const obj = {};
const addressline2 = urlParams.get("addressline2");
if (addressline2 !== null || addressline2 !== "") {
  obj.addressline2 = addressline2;
const age = urlParams.get("age");
if (age !== null || age !== "") {
  obj.age = Number(age); // could throw an error or behave unpredictably

Zod can help

So instead of all that we can write a schema, parse it and catch and deal with any errors.

Write the schema

It’s very simple to write a Zod schema, something like this:

import { z } from "zod";
export const urlParamsSchema = z.object({
  firstname: z.string().min(1, { message: "firstname is required" }),
  lastname: z.string().min(1, { message: "lastname is required" }),
  addressline1: z.string().min(1, { message: "addressline1 is required" }),
  addressline2: z.string().optional(),
  age: z.string().min(1, { message: "age is required" }),
export type UrlParams = z.infer<typeof urlParamsSchema>;

Parse the object to validate the data structure

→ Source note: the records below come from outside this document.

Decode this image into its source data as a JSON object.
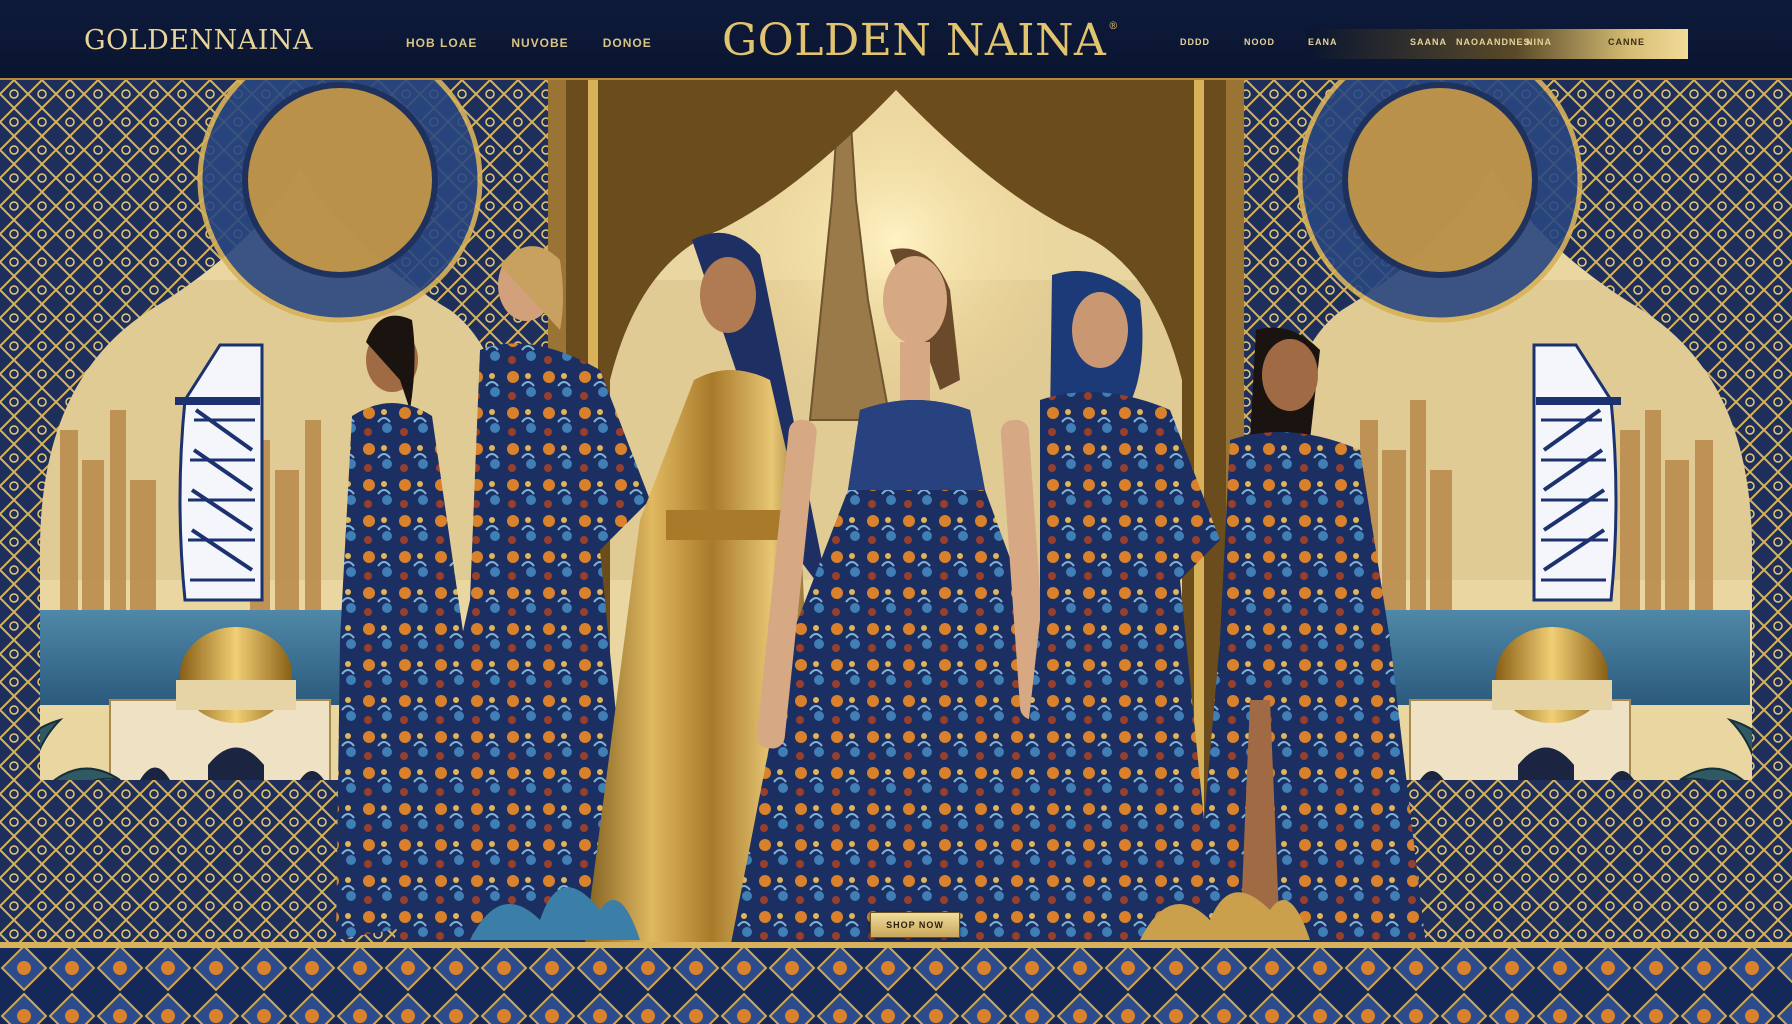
{
  "header": {
    "brand_left": "GOLDENNAINA",
    "brand_center": "GOLDEN NAINA",
    "brand_mark": "®",
    "nav_left": [
      "HOB LOAE",
      "NUVOBE",
      "DONOE"
    ],
    "nav_right": [
      "DDDD",
      "NOOD",
      "EANA",
      "SAANA",
      "NAOAANDNES",
      "NINA",
      "CANNE"
    ]
  },
  "hero": {
    "cta_label": "SHOP NOW",
    "icons": [
      "burj-al-arab-icon",
      "burj-khalifa-icon",
      "golden-dome-icon",
      "car-icon",
      "palm-icon"
    ]
  },
  "colors": {
    "navy": "#0b1733",
    "gold": "#e2c46e",
    "gold_dark": "#b48a3c",
    "royal_blue": "#1d3b7a",
    "sky": "#f1e3b2"
  }
}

Based on our schema we can run the following to parse an object against the schema to see if there are any problems.

let errorMode = false;
// Query params are converted to an object, Vue router does auto-magically for you
// but here's a simple example of what it might return.
const routeQuery = {
  firstname: "Bob",
  lastname: "Ross",
  addressline1: "1234 Boulevard Drive",
  age: "52",
try {
} catch (error) {
  console.error("Error parsing query params", error);
  // Handle the error somehow...

That’s a helluva lot more easier and attractive.

But also, very importantly when future self or another developer comes by your code and needs to know what properties are required or optional for UserParams, you or they have an easy way to see. By using this line…

export type UrlParams = z.infer<typeof urlParamsSchema>;

…your IDE can infer the TypeScript type from the Zod schema, giving you a nice output of the data structure:

type UrlParams = {
  firstname: string;
  lastname: sring;
  addressline: string;
  addressline2?: string;
  age: string;